* Action item *
Please retype every entry as written, and keep the pictures out.

* Information given *

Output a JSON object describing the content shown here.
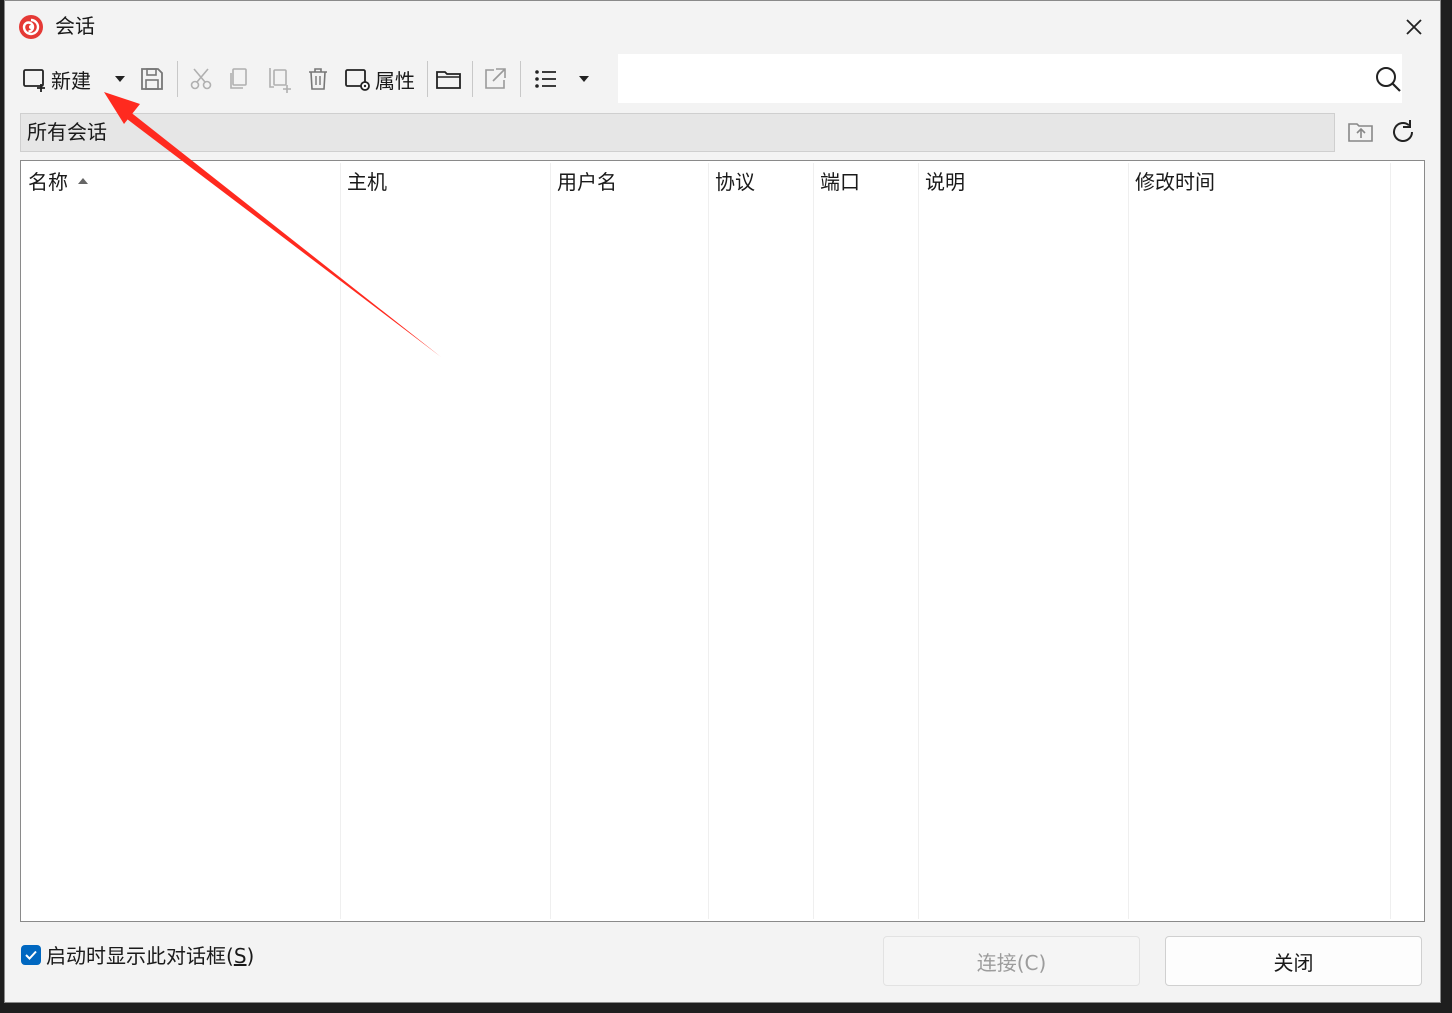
{
  "window": {
    "title": "会话",
    "logo_icon": "xshell-shell-logo",
    "logo_color": "#e53935"
  },
  "toolbar": {
    "new_label": "新建",
    "properties_label": "属性",
    "icons": [
      "new-session-icon",
      "dropdown-arrow-icon",
      "save-icon",
      "cut-icon",
      "copy-icon",
      "paste-icon",
      "delete-icon",
      "properties-icon",
      "open-folder-icon",
      "export-icon",
      "list-view-icon",
      "view-dropdown-icon"
    ]
  },
  "search": {
    "value": "",
    "icon": "search-icon"
  },
  "path": {
    "current": "所有会话"
  },
  "columns": [
    {
      "label": "名称",
      "sorted": "ascending"
    },
    {
      "label": "主机"
    },
    {
      "label": "用户名"
    },
    {
      "label": "协议"
    },
    {
      "label": "端口"
    },
    {
      "label": "说明"
    },
    {
      "label": "修改时间"
    }
  ],
  "rows": [],
  "footer": {
    "show_on_startup": {
      "label_prefix": "启动时显示此对话框(",
      "accelerator": "S",
      "label_suffix": ")",
      "checked": true
    },
    "connect_label": "连接(C)",
    "connect_enabled": false,
    "close_label": "关闭"
  },
  "annotation": {
    "type": "arrow",
    "color": "#ff2a1f"
  }
}
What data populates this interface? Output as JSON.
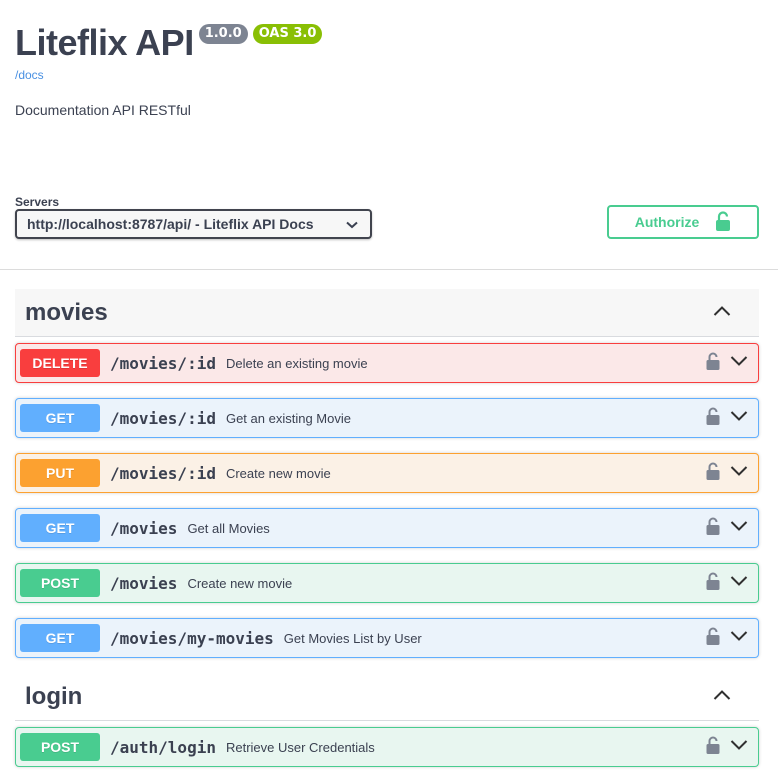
{
  "info": {
    "title": "Liteflix API",
    "version_badge": "1.0.0",
    "oas_badge": "OAS 3.0",
    "docs_link": "/docs",
    "description": "Documentation API RESTful"
  },
  "servers": {
    "label": "Servers",
    "selected": "http://localhost:8787/api/ - Liteflix API Docs"
  },
  "authorize": {
    "label": "Authorize"
  },
  "colors": {
    "delete": "#f93e3e",
    "get": "#61affe",
    "put": "#fca130",
    "post": "#49cc90"
  },
  "tags": [
    {
      "name": "movies",
      "operations": [
        {
          "method": "DELETE",
          "path": "/movies/:id",
          "summary": "Delete an existing movie"
        },
        {
          "method": "GET",
          "path": "/movies/:id",
          "summary": "Get an existing Movie"
        },
        {
          "method": "PUT",
          "path": "/movies/:id",
          "summary": "Create new movie"
        },
        {
          "method": "GET",
          "path": "/movies",
          "summary": "Get all Movies"
        },
        {
          "method": "POST",
          "path": "/movies",
          "summary": "Create new movie"
        },
        {
          "method": "GET",
          "path": "/movies/my-movies",
          "summary": "Get Movies List by User"
        }
      ]
    },
    {
      "name": "login",
      "operations": [
        {
          "method": "POST",
          "path": "/auth/login",
          "summary": "Retrieve User Credentials"
        }
      ]
    }
  ]
}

* Answer to the problem *
Output a JSON object describing the content shown here.
{
  "window": {
    "title": "会话",
    "logo_icon": "xshell-shell-logo",
    "logo_color": "#e53935"
  },
  "toolbar": {
    "new_label": "新建",
    "properties_label": "属性",
    "icons": [
      "new-session-icon",
      "dropdown-arrow-icon",
      "save-icon",
      "cut-icon",
      "copy-icon",
      "paste-icon",
      "delete-icon",
      "properties-icon",
      "open-folder-icon",
      "export-icon",
      "list-view-icon",
      "view-dropdown-icon"
    ]
  },
  "search": {
    "value": "",
    "icon": "search-icon"
  },
  "path": {
    "current": "所有会话"
  },
  "columns": [
    {
      "label": "名称",
      "sorted": "ascending"
    },
    {
      "label": "主机"
    },
    {
      "label": "用户名"
    },
    {
      "label": "协议"
    },
    {
      "label": "端口"
    },
    {
      "label": "说明"
    },
    {
      "label": "修改时间"
    }
  ],
  "rows": [],
  "footer": {
    "show_on_startup": {
      "label_prefix": "启动时显示此对话框(",
      "accelerator": "S",
      "label_suffix": ")",
      "checked": true
    },
    "connect_label": "连接(C)",
    "connect_enabled": false,
    "close_label": "关闭"
  },
  "annotation": {
    "type": "arrow",
    "color": "#ff2a1f"
  }
}
What data populates this interface? Output as JSON.
{
  "info": {
    "title": "Liteflix API",
    "version_badge": "1.0.0",
    "oas_badge": "OAS 3.0",
    "docs_link": "/docs",
    "description": "Documentation API RESTful"
  },
  "servers": {
    "label": "Servers",
    "selected": "http://localhost:8787/api/ - Liteflix API Docs"
  },
  "authorize": {
    "label": "Authorize"
  },
  "colors": {
    "delete": "#f93e3e",
    "get": "#61affe",
    "put": "#fca130",
    "post": "#49cc90"
  },
  "tags": [
    {
      "name": "movies",
      "operations": [
        {
          "method": "DELETE",
          "path": "/movies/:id",
          "summary": "Delete an existing movie"
        },
        {
          "method": "GET",
          "path": "/movies/:id",
          "summary": "Get an existing Movie"
        },
        {
          "method": "PUT",
          "path": "/movies/:id",
          "summary": "Create new movie"
        },
        {
          "method": "GET",
          "path": "/movies",
          "summary": "Get all Movies"
        },
        {
          "method": "POST",
          "path": "/movies",
          "summary": "Create new movie"
        },
        {
          "method": "GET",
          "path": "/movies/my-movies",
          "summary": "Get Movies List by User"
        }
      ]
    },
    {
      "name": "login",
      "operations": [
        {
          "method": "POST",
          "path": "/auth/login",
          "summary": "Retrieve User Credentials"
        }
      ]
    }
  ]
}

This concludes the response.